PCOS 101: What is Polycystic Ovarian Syndrome?
Whether it’s been three months or several years, trying to conceive and still not pregnant is dishearting, especially if you’ve been diagnosed with PCOS.
Affecting 10 percent of women, Polycystic Ovarian Syndrome (PCOS) is one of the most common causes of infertility in women. Women with PCOS often have polycystic ovaries (read about the difference between PCO and PCOS here). This means that the ovaries have many tiny, benign and painless cysts. During an ultrasound, the tiny cysts may resemble a string of pearls. Or, women with PCOS may have high testosterone or lack of ovulation (irregular or no period).
While it can be frustrating and disheartening when diagnosed with PCOS, it’s not the end of trying to conceive. Remember, you have to ovulate to get pregnant and there are ways to get your body to ovulate. If you have PCOS, one of the best things you can do is to educate yourself and be proactive about your health. That means working with your doctor, maybe taking medication, and changing your diet.
Discover the facts about PCOS, what you can do if you’re diagnosed to help your body conceive.
Infographic: What is Polycystic Ovarian Syndrome and What You Should Know
✔️ Medically Reviewed by Banafsheh Kashani, MD, FACOG

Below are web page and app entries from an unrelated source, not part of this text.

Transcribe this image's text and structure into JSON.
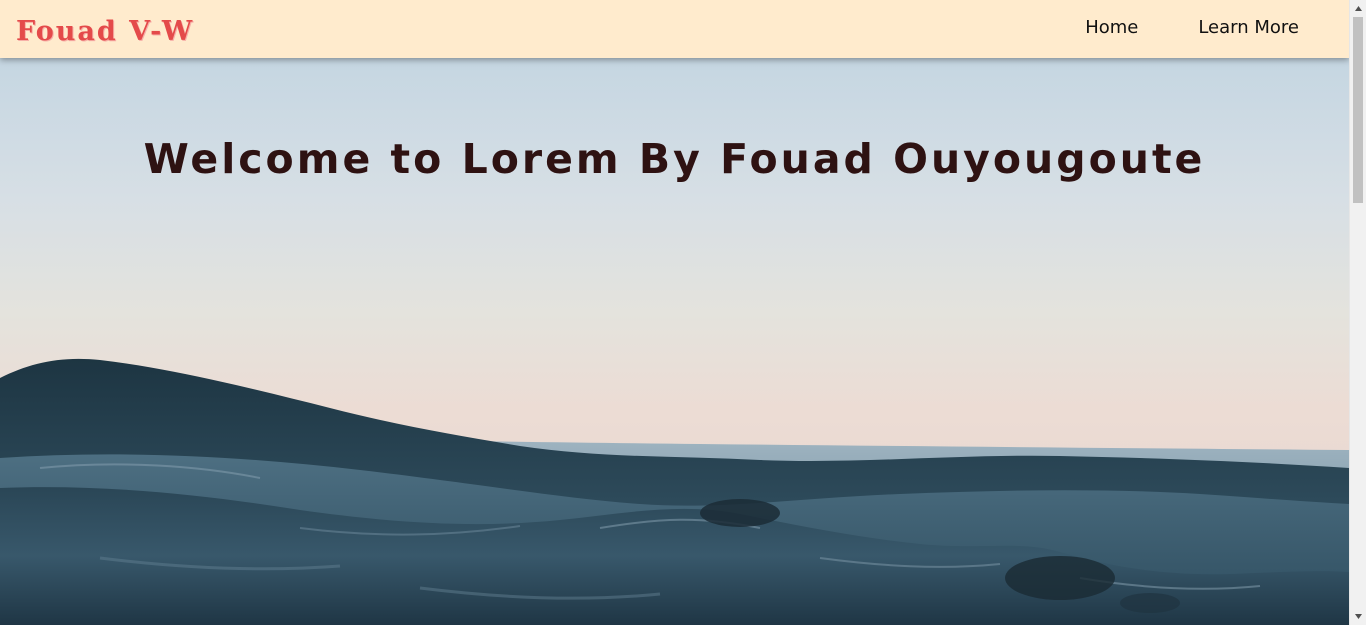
{
  "navbar": {
    "brand": "Fouad V-W",
    "links": [
      "Home",
      "Learn More"
    ]
  },
  "hero": {
    "title": "Welcome to Lorem By Fouad Ouyougoute"
  },
  "colors": {
    "navbar_bg": "#ffebcd",
    "brand": "#e44a4a",
    "title": "#2e1212",
    "sea_dark": "#1e3a4a",
    "sky_top": "#c6d5e1"
  },
  "icons": {
    "scroll_up": "triangle-up",
    "scroll_down": "triangle-down"
  }
}
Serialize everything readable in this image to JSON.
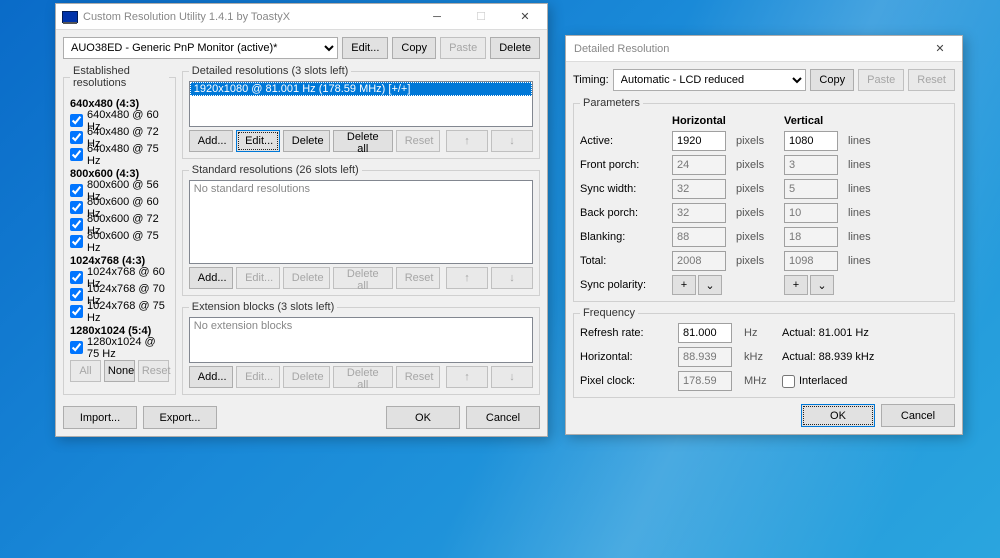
{
  "win1": {
    "title": "Custom Resolution Utility 1.4.1 by ToastyX",
    "monitor": "AUO38ED - Generic PnP Monitor (active)*",
    "topbtns": {
      "edit": "Edit...",
      "copy": "Copy",
      "paste": "Paste",
      "delete": "Delete"
    },
    "established": {
      "legend": "Established resolutions",
      "groups": [
        {
          "header": "640x480 (4:3)",
          "items": [
            "640x480 @ 60 Hz",
            "640x480 @ 72 Hz",
            "640x480 @ 75 Hz"
          ]
        },
        {
          "header": "800x600 (4:3)",
          "items": [
            "800x600 @ 56 Hz",
            "800x600 @ 60 Hz",
            "800x600 @ 72 Hz",
            "800x600 @ 75 Hz"
          ]
        },
        {
          "header": "1024x768 (4:3)",
          "items": [
            "1024x768 @ 60 Hz",
            "1024x768 @ 70 Hz",
            "1024x768 @ 75 Hz"
          ]
        },
        {
          "header": "1280x1024 (5:4)",
          "items": [
            "1280x1024 @ 75 Hz"
          ]
        }
      ],
      "btns": {
        "all": "All",
        "none": "None",
        "reset": "Reset"
      }
    },
    "detailed": {
      "legend": "Detailed resolutions (3 slots left)",
      "item": "1920x1080 @ 81.001 Hz (178.59 MHz) [+/+]",
      "btns": {
        "add": "Add...",
        "edit": "Edit...",
        "delete": "Delete",
        "deleteall": "Delete all",
        "reset": "Reset"
      }
    },
    "standard": {
      "legend": "Standard resolutions (26 slots left)",
      "empty": "No standard resolutions",
      "btns": {
        "add": "Add...",
        "edit": "Edit...",
        "delete": "Delete",
        "deleteall": "Delete all",
        "reset": "Reset"
      }
    },
    "extension": {
      "legend": "Extension blocks (3 slots left)",
      "empty": "No extension blocks",
      "btns": {
        "add": "Add...",
        "edit": "Edit...",
        "delete": "Delete",
        "deleteall": "Delete all",
        "reset": "Reset"
      }
    },
    "footer": {
      "import": "Import...",
      "export": "Export...",
      "ok": "OK",
      "cancel": "Cancel"
    }
  },
  "win2": {
    "title": "Detailed Resolution",
    "timing_label": "Timing:",
    "timing": "Automatic - LCD reduced",
    "copy": "Copy",
    "paste": "Paste",
    "reset": "Reset",
    "params": {
      "legend": "Parameters",
      "hh": "Horizontal",
      "hv": "Vertical",
      "rows": {
        "active": {
          "l": "Active:",
          "h": "1920",
          "uh": "pixels",
          "v": "1080",
          "uv": "lines"
        },
        "front": {
          "l": "Front porch:",
          "h": "24",
          "uh": "pixels",
          "v": "3",
          "uv": "lines"
        },
        "sync": {
          "l": "Sync width:",
          "h": "32",
          "uh": "pixels",
          "v": "5",
          "uv": "lines"
        },
        "back": {
          "l": "Back porch:",
          "h": "32",
          "uh": "pixels",
          "v": "10",
          "uv": "lines"
        },
        "blank": {
          "l": "Blanking:",
          "h": "88",
          "uh": "pixels",
          "v": "18",
          "uv": "lines"
        },
        "total": {
          "l": "Total:",
          "h": "2008",
          "uh": "pixels",
          "v": "1098",
          "uv": "lines"
        },
        "pol": {
          "l": "Sync polarity:"
        }
      }
    },
    "freq": {
      "legend": "Frequency",
      "refresh": {
        "l": "Refresh rate:",
        "v": "81.000",
        "u": "Hz",
        "a": "Actual: 81.001 Hz"
      },
      "horiz": {
        "l": "Horizontal:",
        "v": "88.939",
        "u": "kHz",
        "a": "Actual: 88.939 kHz"
      },
      "pixel": {
        "l": "Pixel clock:",
        "v": "178.59",
        "u": "MHz"
      },
      "interlaced": "Interlaced"
    },
    "ok": "OK",
    "cancel": "Cancel"
  }
}
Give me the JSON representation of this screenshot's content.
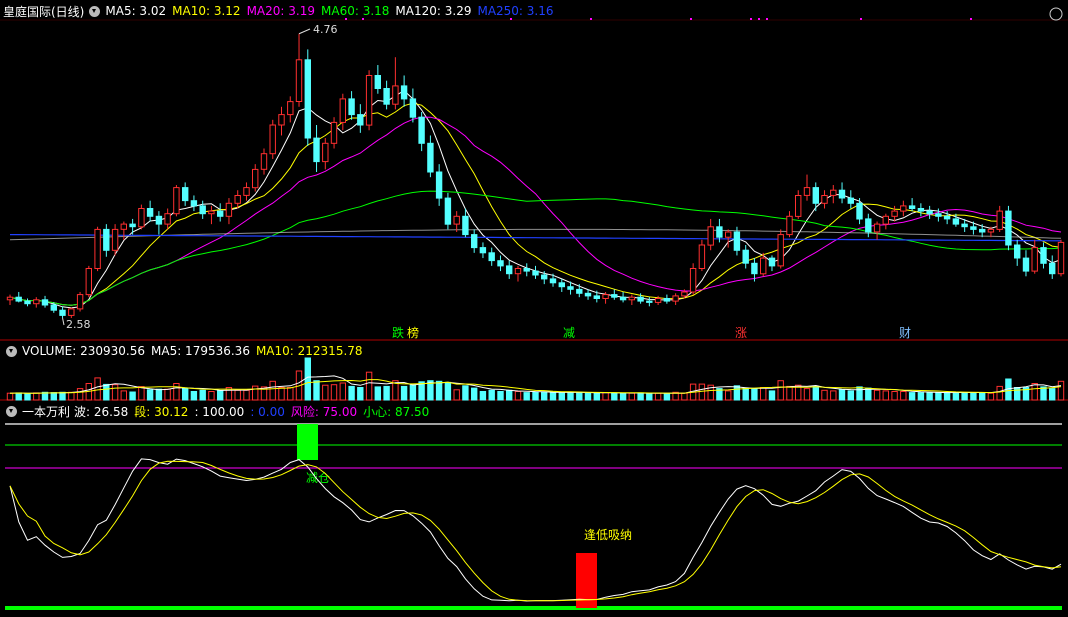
{
  "header_main": {
    "name": "皇庭国际(日线)",
    "ma": [
      {
        "label": "MA5: 3.02",
        "color": "#ffffff"
      },
      {
        "label": "MA10: 3.12",
        "color": "#ffff00"
      },
      {
        "label": "MA20: 3.19",
        "color": "#ff00ff"
      },
      {
        "label": "MA60: 3.18",
        "color": "#00ff00"
      },
      {
        "label": "MA120: 3.29",
        "color": "#ffffff"
      },
      {
        "label": "MA250: 3.16",
        "color": "#2040ff"
      }
    ]
  },
  "header_volume": {
    "items": [
      {
        "label": "VOLUME: 230930.56",
        "color": "#ffffff"
      },
      {
        "label": "MA5: 179536.36",
        "color": "#ffffff"
      },
      {
        "label": "MA10: 212315.78",
        "color": "#ffff00"
      }
    ]
  },
  "header_indicator": {
    "name": "一本万利",
    "items": [
      {
        "label": "波: 26.58",
        "color": "#ffffff"
      },
      {
        "label": "段: 30.12",
        "color": "#ffff00"
      },
      {
        "label": ": 100.00",
        "color": "#ffffff"
      },
      {
        "label": ": 0.00",
        "color": "#2040ff"
      },
      {
        "label": "风险: 75.00",
        "color": "#ff00ff"
      },
      {
        "label": "小心: 87.50",
        "color": "#00ff00"
      }
    ]
  },
  "annotations": {
    "high_price": "4.76",
    "low_price": "2.58",
    "signals": [
      {
        "text": "跌",
        "color": "#00ff00"
      },
      {
        "text": "榜",
        "color": "#ffff00"
      },
      {
        "text": "减",
        "color": "#00ff00"
      },
      {
        "text": "涨",
        "color": "#ff3030"
      },
      {
        "text": "财",
        "color": "#80c0ff"
      }
    ],
    "reduce_label": "减仓",
    "buy_label": "逢低吸纳"
  },
  "chart_data": {
    "type": "candlestick",
    "price_range": [
      2.45,
      4.85
    ],
    "candles": [
      [
        2.72,
        2.76,
        2.68,
        2.74
      ],
      [
        2.74,
        2.78,
        2.7,
        2.71
      ],
      [
        2.71,
        2.73,
        2.67,
        2.69
      ],
      [
        2.69,
        2.74,
        2.66,
        2.72
      ],
      [
        2.72,
        2.75,
        2.66,
        2.68
      ],
      [
        2.68,
        2.7,
        2.62,
        2.64
      ],
      [
        2.64,
        2.67,
        2.58,
        2.6
      ],
      [
        2.6,
        2.66,
        2.58,
        2.65
      ],
      [
        2.65,
        2.78,
        2.63,
        2.76
      ],
      [
        2.76,
        2.98,
        2.74,
        2.96
      ],
      [
        2.96,
        3.28,
        2.94,
        3.26
      ],
      [
        3.26,
        3.3,
        3.05,
        3.1
      ],
      [
        3.1,
        3.3,
        3.06,
        3.26
      ],
      [
        3.26,
        3.32,
        3.18,
        3.3
      ],
      [
        3.3,
        3.34,
        3.22,
        3.28
      ],
      [
        3.28,
        3.45,
        3.26,
        3.42
      ],
      [
        3.42,
        3.48,
        3.32,
        3.36
      ],
      [
        3.36,
        3.4,
        3.22,
        3.3
      ],
      [
        3.3,
        3.42,
        3.26,
        3.38
      ],
      [
        3.38,
        3.6,
        3.36,
        3.58
      ],
      [
        3.58,
        3.62,
        3.44,
        3.48
      ],
      [
        3.48,
        3.52,
        3.4,
        3.44
      ],
      [
        3.44,
        3.48,
        3.34,
        3.38
      ],
      [
        3.38,
        3.44,
        3.3,
        3.4
      ],
      [
        3.4,
        3.46,
        3.32,
        3.36
      ],
      [
        3.36,
        3.5,
        3.3,
        3.46
      ],
      [
        3.46,
        3.56,
        3.42,
        3.52
      ],
      [
        3.52,
        3.62,
        3.48,
        3.58
      ],
      [
        3.58,
        3.76,
        3.55,
        3.72
      ],
      [
        3.72,
        3.88,
        3.68,
        3.84
      ],
      [
        3.84,
        4.1,
        3.8,
        4.06
      ],
      [
        4.06,
        4.2,
        3.98,
        4.14
      ],
      [
        4.14,
        4.28,
        4.08,
        4.24
      ],
      [
        4.24,
        4.76,
        4.2,
        4.56
      ],
      [
        4.56,
        4.64,
        3.9,
        3.96
      ],
      [
        3.96,
        4.06,
        3.7,
        3.78
      ],
      [
        3.78,
        3.96,
        3.72,
        3.92
      ],
      [
        3.92,
        4.12,
        3.88,
        4.08
      ],
      [
        4.08,
        4.3,
        4.02,
        4.26
      ],
      [
        4.26,
        4.32,
        4.1,
        4.14
      ],
      [
        4.14,
        4.22,
        4.0,
        4.06
      ],
      [
        4.06,
        4.48,
        4.02,
        4.44
      ],
      [
        4.44,
        4.52,
        4.3,
        4.34
      ],
      [
        4.34,
        4.4,
        4.18,
        4.22
      ],
      [
        4.22,
        4.58,
        4.18,
        4.36
      ],
      [
        4.36,
        4.44,
        4.2,
        4.26
      ],
      [
        4.26,
        4.34,
        4.08,
        4.12
      ],
      [
        4.12,
        4.16,
        3.86,
        3.92
      ],
      [
        3.92,
        3.98,
        3.66,
        3.7
      ],
      [
        3.7,
        3.76,
        3.44,
        3.5
      ],
      [
        3.5,
        3.54,
        3.26,
        3.3
      ],
      [
        3.3,
        3.4,
        3.24,
        3.36
      ],
      [
        3.36,
        3.42,
        3.2,
        3.22
      ],
      [
        3.22,
        3.26,
        3.08,
        3.12
      ],
      [
        3.12,
        3.16,
        3.04,
        3.08
      ],
      [
        3.08,
        3.12,
        2.98,
        3.02
      ],
      [
        3.02,
        3.06,
        2.94,
        2.98
      ],
      [
        2.98,
        3.02,
        2.88,
        2.92
      ],
      [
        2.92,
        2.98,
        2.86,
        2.96
      ],
      [
        2.96,
        3.0,
        2.9,
        2.94
      ],
      [
        2.94,
        2.98,
        2.88,
        2.91
      ],
      [
        2.91,
        2.94,
        2.84,
        2.88
      ],
      [
        2.88,
        2.92,
        2.82,
        2.85
      ],
      [
        2.85,
        2.88,
        2.78,
        2.82
      ],
      [
        2.82,
        2.86,
        2.76,
        2.8
      ],
      [
        2.8,
        2.84,
        2.74,
        2.77
      ],
      [
        2.77,
        2.8,
        2.72,
        2.75
      ],
      [
        2.75,
        2.79,
        2.7,
        2.73
      ],
      [
        2.73,
        2.78,
        2.69,
        2.76
      ],
      [
        2.76,
        2.8,
        2.72,
        2.74
      ],
      [
        2.74,
        2.78,
        2.7,
        2.72
      ],
      [
        2.72,
        2.76,
        2.68,
        2.74
      ],
      [
        2.74,
        2.77,
        2.69,
        2.71
      ],
      [
        2.71,
        2.74,
        2.67,
        2.7
      ],
      [
        2.7,
        2.75,
        2.68,
        2.73
      ],
      [
        2.73,
        2.76,
        2.69,
        2.71
      ],
      [
        2.71,
        2.77,
        2.68,
        2.75
      ],
      [
        2.75,
        2.8,
        2.73,
        2.78
      ],
      [
        2.78,
        3.0,
        2.76,
        2.96
      ],
      [
        2.96,
        3.18,
        2.94,
        3.14
      ],
      [
        3.14,
        3.34,
        3.1,
        3.28
      ],
      [
        3.28,
        3.34,
        3.16,
        3.2
      ],
      [
        3.2,
        3.26,
        3.12,
        3.24
      ],
      [
        3.24,
        3.28,
        3.06,
        3.1
      ],
      [
        3.1,
        3.14,
        2.96,
        3.0
      ],
      [
        3.0,
        3.04,
        2.86,
        2.92
      ],
      [
        2.92,
        3.08,
        2.9,
        3.04
      ],
      [
        3.04,
        3.06,
        2.94,
        2.98
      ],
      [
        2.98,
        3.26,
        2.96,
        3.22
      ],
      [
        3.22,
        3.4,
        3.2,
        3.36
      ],
      [
        3.36,
        3.56,
        3.34,
        3.52
      ],
      [
        3.52,
        3.68,
        3.48,
        3.58
      ],
      [
        3.58,
        3.62,
        3.4,
        3.46
      ],
      [
        3.46,
        3.56,
        3.42,
        3.52
      ],
      [
        3.52,
        3.6,
        3.46,
        3.56
      ],
      [
        3.56,
        3.62,
        3.46,
        3.5
      ],
      [
        3.5,
        3.56,
        3.42,
        3.46
      ],
      [
        3.46,
        3.5,
        3.3,
        3.34
      ],
      [
        3.34,
        3.38,
        3.2,
        3.24
      ],
      [
        3.24,
        3.32,
        3.18,
        3.3
      ],
      [
        3.3,
        3.38,
        3.26,
        3.36
      ],
      [
        3.36,
        3.44,
        3.32,
        3.4
      ],
      [
        3.4,
        3.48,
        3.36,
        3.44
      ],
      [
        3.44,
        3.5,
        3.4,
        3.42
      ],
      [
        3.42,
        3.46,
        3.36,
        3.4
      ],
      [
        3.4,
        3.44,
        3.34,
        3.38
      ],
      [
        3.38,
        3.42,
        3.32,
        3.36
      ],
      [
        3.36,
        3.4,
        3.3,
        3.34
      ],
      [
        3.34,
        3.38,
        3.28,
        3.3
      ],
      [
        3.3,
        3.34,
        3.24,
        3.28
      ],
      [
        3.28,
        3.32,
        3.22,
        3.26
      ],
      [
        3.26,
        3.3,
        3.2,
        3.24
      ],
      [
        3.24,
        3.28,
        3.2,
        3.26
      ],
      [
        3.26,
        3.44,
        3.24,
        3.4
      ],
      [
        3.4,
        3.44,
        3.1,
        3.14
      ],
      [
        3.14,
        3.18,
        2.98,
        3.04
      ],
      [
        3.04,
        3.1,
        2.9,
        2.94
      ],
      [
        2.94,
        3.18,
        2.92,
        3.12
      ],
      [
        3.12,
        3.16,
        2.96,
        3.0
      ],
      [
        3.0,
        3.06,
        2.88,
        2.92
      ],
      [
        2.92,
        3.18,
        2.9,
        3.16
      ]
    ],
    "signal_indices": [
      78,
      115
    ],
    "reduce_index": 33,
    "buy_index": 63
  }
}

Banafsheh Kashani, M.D., FACOG is a board-certified OB/GYN and specialist in reproductive endocrinology and infertility at Eden Fertility Centers, and has been treating couples and individuals with infertility since 2014. Prior to joining Eden Centers for Advanced Fertility, she was practicing as a top fertility specialist at Kaiser Permanente in Orange County and Reproductive Fertility Center. Dr. Kashani has received numerous awards throughout her years of study and medical training.
Dr. Kashani has conducted extensive research in female reproduction, with a specific focus on the endometrium and implantation. Additionally, Dr. Kashani has authored papers in the areas of fertility preservation, and fertility in women with PCOS and Turners syndrome. She also was part of a large SART-CORS study evaluating the trend in frozen embryo transfers and success rates.
Dr. Kashani is a fellow of the American Congress of Obstetricians and Gynecologists. In addition, she is a diplomat of the American Board of Obstetrics and Gynecology and an active member of the American Society of Reproductive Medicine (ASRM) and Pacific Coast Reproductive Society (PCRS). She is also a member of the Society of Reproductive Endocrinology and Infertility (SREI).